Copy out all of the entries below without any change.

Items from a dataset
====================

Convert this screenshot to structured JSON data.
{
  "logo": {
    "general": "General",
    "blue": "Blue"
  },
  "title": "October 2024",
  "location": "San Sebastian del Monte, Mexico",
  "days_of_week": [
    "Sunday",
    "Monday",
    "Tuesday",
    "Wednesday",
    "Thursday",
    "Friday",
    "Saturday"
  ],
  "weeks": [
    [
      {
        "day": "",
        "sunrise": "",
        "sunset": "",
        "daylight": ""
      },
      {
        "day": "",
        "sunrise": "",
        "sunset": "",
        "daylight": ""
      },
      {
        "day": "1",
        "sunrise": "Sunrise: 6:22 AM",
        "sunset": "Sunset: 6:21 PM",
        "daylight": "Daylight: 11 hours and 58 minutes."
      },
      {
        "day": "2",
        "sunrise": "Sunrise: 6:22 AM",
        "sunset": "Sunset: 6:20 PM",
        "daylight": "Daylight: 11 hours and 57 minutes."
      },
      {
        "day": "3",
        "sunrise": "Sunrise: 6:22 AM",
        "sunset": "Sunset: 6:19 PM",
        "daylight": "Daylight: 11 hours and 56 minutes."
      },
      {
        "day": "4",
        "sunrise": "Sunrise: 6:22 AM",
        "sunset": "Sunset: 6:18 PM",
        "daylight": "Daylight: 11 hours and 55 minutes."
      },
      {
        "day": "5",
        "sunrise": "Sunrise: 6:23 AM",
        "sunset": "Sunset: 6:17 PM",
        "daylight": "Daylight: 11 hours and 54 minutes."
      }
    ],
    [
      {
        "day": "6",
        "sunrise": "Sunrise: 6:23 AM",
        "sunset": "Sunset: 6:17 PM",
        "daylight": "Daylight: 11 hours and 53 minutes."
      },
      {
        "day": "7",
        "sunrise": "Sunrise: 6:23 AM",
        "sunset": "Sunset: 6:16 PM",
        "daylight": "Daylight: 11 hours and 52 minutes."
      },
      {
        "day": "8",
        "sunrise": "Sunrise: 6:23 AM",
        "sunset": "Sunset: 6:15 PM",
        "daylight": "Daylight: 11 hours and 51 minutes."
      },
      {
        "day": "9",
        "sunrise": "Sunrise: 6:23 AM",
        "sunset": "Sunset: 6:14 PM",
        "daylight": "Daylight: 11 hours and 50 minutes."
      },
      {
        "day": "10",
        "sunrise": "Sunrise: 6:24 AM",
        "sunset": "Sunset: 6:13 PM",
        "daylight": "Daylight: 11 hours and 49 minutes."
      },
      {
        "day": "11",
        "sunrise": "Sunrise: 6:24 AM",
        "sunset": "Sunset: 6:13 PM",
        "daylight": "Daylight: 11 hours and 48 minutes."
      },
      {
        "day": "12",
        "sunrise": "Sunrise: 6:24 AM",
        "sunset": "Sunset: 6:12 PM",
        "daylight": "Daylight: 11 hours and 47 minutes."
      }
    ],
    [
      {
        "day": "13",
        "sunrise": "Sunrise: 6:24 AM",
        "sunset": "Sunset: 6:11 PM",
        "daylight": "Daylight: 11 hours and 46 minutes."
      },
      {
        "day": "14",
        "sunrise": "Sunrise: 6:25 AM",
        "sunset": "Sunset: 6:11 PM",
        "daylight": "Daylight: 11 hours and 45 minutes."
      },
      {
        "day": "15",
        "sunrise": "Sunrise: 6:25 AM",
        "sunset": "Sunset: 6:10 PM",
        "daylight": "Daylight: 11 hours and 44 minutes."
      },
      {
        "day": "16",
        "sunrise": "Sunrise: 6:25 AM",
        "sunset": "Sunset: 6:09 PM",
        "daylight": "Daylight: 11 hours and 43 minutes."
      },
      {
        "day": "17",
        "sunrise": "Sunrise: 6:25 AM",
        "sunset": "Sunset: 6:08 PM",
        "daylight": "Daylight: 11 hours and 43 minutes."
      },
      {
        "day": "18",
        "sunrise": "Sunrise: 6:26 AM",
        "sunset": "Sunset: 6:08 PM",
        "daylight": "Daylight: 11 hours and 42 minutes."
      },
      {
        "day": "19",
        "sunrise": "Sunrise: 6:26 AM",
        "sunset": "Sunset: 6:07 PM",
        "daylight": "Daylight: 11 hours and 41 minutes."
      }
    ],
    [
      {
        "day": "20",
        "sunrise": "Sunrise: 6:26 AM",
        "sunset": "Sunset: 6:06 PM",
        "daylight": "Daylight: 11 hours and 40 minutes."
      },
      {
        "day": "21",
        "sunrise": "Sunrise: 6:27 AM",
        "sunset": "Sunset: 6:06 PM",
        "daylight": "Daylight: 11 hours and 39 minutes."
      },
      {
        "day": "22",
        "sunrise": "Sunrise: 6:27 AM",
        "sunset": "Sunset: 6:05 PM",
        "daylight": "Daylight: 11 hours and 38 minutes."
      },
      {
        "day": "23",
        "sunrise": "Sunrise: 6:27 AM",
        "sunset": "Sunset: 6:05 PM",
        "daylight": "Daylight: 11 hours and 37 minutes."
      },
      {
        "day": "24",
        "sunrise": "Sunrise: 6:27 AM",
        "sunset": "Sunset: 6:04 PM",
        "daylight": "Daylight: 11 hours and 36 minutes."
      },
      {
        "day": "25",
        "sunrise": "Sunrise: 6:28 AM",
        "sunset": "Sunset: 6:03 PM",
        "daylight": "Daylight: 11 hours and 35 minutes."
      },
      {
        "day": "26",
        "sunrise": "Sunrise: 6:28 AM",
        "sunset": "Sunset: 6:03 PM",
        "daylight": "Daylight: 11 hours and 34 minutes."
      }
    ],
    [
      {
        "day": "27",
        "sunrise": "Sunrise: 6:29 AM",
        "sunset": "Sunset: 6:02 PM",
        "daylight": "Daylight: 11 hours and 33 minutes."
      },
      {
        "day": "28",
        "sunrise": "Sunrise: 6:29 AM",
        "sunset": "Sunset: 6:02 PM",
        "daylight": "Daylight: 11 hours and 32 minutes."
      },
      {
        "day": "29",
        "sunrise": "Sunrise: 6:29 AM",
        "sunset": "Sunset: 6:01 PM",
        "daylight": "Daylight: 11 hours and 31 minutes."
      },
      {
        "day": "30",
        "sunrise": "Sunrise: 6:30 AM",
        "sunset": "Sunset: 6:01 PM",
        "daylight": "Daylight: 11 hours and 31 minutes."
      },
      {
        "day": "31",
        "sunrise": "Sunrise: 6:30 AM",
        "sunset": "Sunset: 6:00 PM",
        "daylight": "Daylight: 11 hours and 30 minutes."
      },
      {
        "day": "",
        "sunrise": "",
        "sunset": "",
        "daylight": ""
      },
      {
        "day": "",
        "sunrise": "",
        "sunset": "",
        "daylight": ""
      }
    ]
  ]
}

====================

• Solution to this problem
Convert this screenshot to structured JSON data.
{
  "logo": {
    "general": "General",
    "blue": "Blue"
  },
  "title": "October 2024",
  "location": "San Sebastian del Monte, Mexico",
  "days_of_week": [
    "Sunday",
    "Monday",
    "Tuesday",
    "Wednesday",
    "Thursday",
    "Friday",
    "Saturday"
  ],
  "weeks": [
    [
      {
        "day": "",
        "sunrise": "",
        "sunset": "",
        "daylight": ""
      },
      {
        "day": "",
        "sunrise": "",
        "sunset": "",
        "daylight": ""
      },
      {
        "day": "1",
        "sunrise": "Sunrise: 6:22 AM",
        "sunset": "Sunset: 6:21 PM",
        "daylight": "Daylight: 11 hours and 58 minutes."
      },
      {
        "day": "2",
        "sunrise": "Sunrise: 6:22 AM",
        "sunset": "Sunset: 6:20 PM",
        "daylight": "Daylight: 11 hours and 57 minutes."
      },
      {
        "day": "3",
        "sunrise": "Sunrise: 6:22 AM",
        "sunset": "Sunset: 6:19 PM",
        "daylight": "Daylight: 11 hours and 56 minutes."
      },
      {
        "day": "4",
        "sunrise": "Sunrise: 6:22 AM",
        "sunset": "Sunset: 6:18 PM",
        "daylight": "Daylight: 11 hours and 55 minutes."
      },
      {
        "day": "5",
        "sunrise": "Sunrise: 6:23 AM",
        "sunset": "Sunset: 6:17 PM",
        "daylight": "Daylight: 11 hours and 54 minutes."
      }
    ],
    [
      {
        "day": "6",
        "sunrise": "Sunrise: 6:23 AM",
        "sunset": "Sunset: 6:17 PM",
        "daylight": "Daylight: 11 hours and 53 minutes."
      },
      {
        "day": "7",
        "sunrise": "Sunrise: 6:23 AM",
        "sunset": "Sunset: 6:16 PM",
        "daylight": "Daylight: 11 hours and 52 minutes."
      },
      {
        "day": "8",
        "sunrise": "Sunrise: 6:23 AM",
        "sunset": "Sunset: 6:15 PM",
        "daylight": "Daylight: 11 hours and 51 minutes."
      },
      {
        "day": "9",
        "sunrise": "Sunrise: 6:23 AM",
        "sunset": "Sunset: 6:14 PM",
        "daylight": "Daylight: 11 hours and 50 minutes."
      },
      {
        "day": "10",
        "sunrise": "Sunrise: 6:24 AM",
        "sunset": "Sunset: 6:13 PM",
        "daylight": "Daylight: 11 hours and 49 minutes."
      },
      {
        "day": "11",
        "sunrise": "Sunrise: 6:24 AM",
        "sunset": "Sunset: 6:13 PM",
        "daylight": "Daylight: 11 hours and 48 minutes."
      },
      {
        "day": "12",
        "sunrise": "Sunrise: 6:24 AM",
        "sunset": "Sunset: 6:12 PM",
        "daylight": "Daylight: 11 hours and 47 minutes."
      }
    ],
    [
      {
        "day": "13",
        "sunrise": "Sunrise: 6:24 AM",
        "sunset": "Sunset: 6:11 PM",
        "daylight": "Daylight: 11 hours and 46 minutes."
      },
      {
        "day": "14",
        "sunrise": "Sunrise: 6:25 AM",
        "sunset": "Sunset: 6:11 PM",
        "daylight": "Daylight: 11 hours and 45 minutes."
      },
      {
        "day": "15",
        "sunrise": "Sunrise: 6:25 AM",
        "sunset": "Sunset: 6:10 PM",
        "daylight": "Daylight: 11 hours and 44 minutes."
      },
      {
        "day": "16",
        "sunrise": "Sunrise: 6:25 AM",
        "sunset": "Sunset: 6:09 PM",
        "daylight": "Daylight: 11 hours and 43 minutes."
      },
      {
        "day": "17",
        "sunrise": "Sunrise: 6:25 AM",
        "sunset": "Sunset: 6:08 PM",
        "daylight": "Daylight: 11 hours and 43 minutes."
      },
      {
        "day": "18",
        "sunrise": "Sunrise: 6:26 AM",
        "sunset": "Sunset: 6:08 PM",
        "daylight": "Daylight: 11 hours and 42 minutes."
      },
      {
        "day": "19",
        "sunrise": "Sunrise: 6:26 AM",
        "sunset": "Sunset: 6:07 PM",
        "daylight": "Daylight: 11 hours and 41 minutes."
      }
    ],
    [
      {
        "day": "20",
        "sunrise": "Sunrise: 6:26 AM",
        "sunset": "Sunset: 6:06 PM",
        "daylight": "Daylight: 11 hours and 40 minutes."
      },
      {
        "day": "21",
        "sunrise": "Sunrise: 6:27 AM",
        "sunset": "Sunset: 6:06 PM",
        "daylight": "Daylight: 11 hours and 39 minutes."
      },
      {
        "day": "22",
        "sunrise": "Sunrise: 6:27 AM",
        "sunset": "Sunset: 6:05 PM",
        "daylight": "Daylight: 11 hours and 38 minutes."
      },
      {
        "day": "23",
        "sunrise": "Sunrise: 6:27 AM",
        "sunset": "Sunset: 6:05 PM",
        "daylight": "Daylight: 11 hours and 37 minutes."
      },
      {
        "day": "24",
        "sunrise": "Sunrise: 6:27 AM",
        "sunset": "Sunset: 6:04 PM",
        "daylight": "Daylight: 11 hours and 36 minutes."
      },
      {
        "day": "25",
        "sunrise": "Sunrise: 6:28 AM",
        "sunset": "Sunset: 6:03 PM",
        "daylight": "Daylight: 11 hours and 35 minutes."
      },
      {
        "day": "26",
        "sunrise": "Sunrise: 6:28 AM",
        "sunset": "Sunset: 6:03 PM",
        "daylight": "Daylight: 11 hours and 34 minutes."
      }
    ],
    [
      {
        "day": "27",
        "sunrise": "Sunrise: 6:29 AM",
        "sunset": "Sunset: 6:02 PM",
        "daylight": "Daylight: 11 hours and 33 minutes."
      },
      {
        "day": "28",
        "sunrise": "Sunrise: 6:29 AM",
        "sunset": "Sunset: 6:02 PM",
        "daylight": "Daylight: 11 hours and 32 minutes."
      },
      {
        "day": "29",
        "sunrise": "Sunrise: 6:29 AM",
        "sunset": "Sunset: 6:01 PM",
        "daylight": "Daylight: 11 hours and 31 minutes."
      },
      {
        "day": "30",
        "sunrise": "Sunrise: 6:30 AM",
        "sunset": "Sunset: 6:01 PM",
        "daylight": "Daylight: 11 hours and 31 minutes."
      },
      {
        "day": "31",
        "sunrise": "Sunrise: 6:30 AM",
        "sunset": "Sunset: 6:00 PM",
        "daylight": "Daylight: 11 hours and 30 minutes."
      },
      {
        "day": "",
        "sunrise": "",
        "sunset": "",
        "daylight": ""
      },
      {
        "day": "",
        "sunrise": "",
        "sunset": "",
        "daylight": ""
      }
    ]
  ]
}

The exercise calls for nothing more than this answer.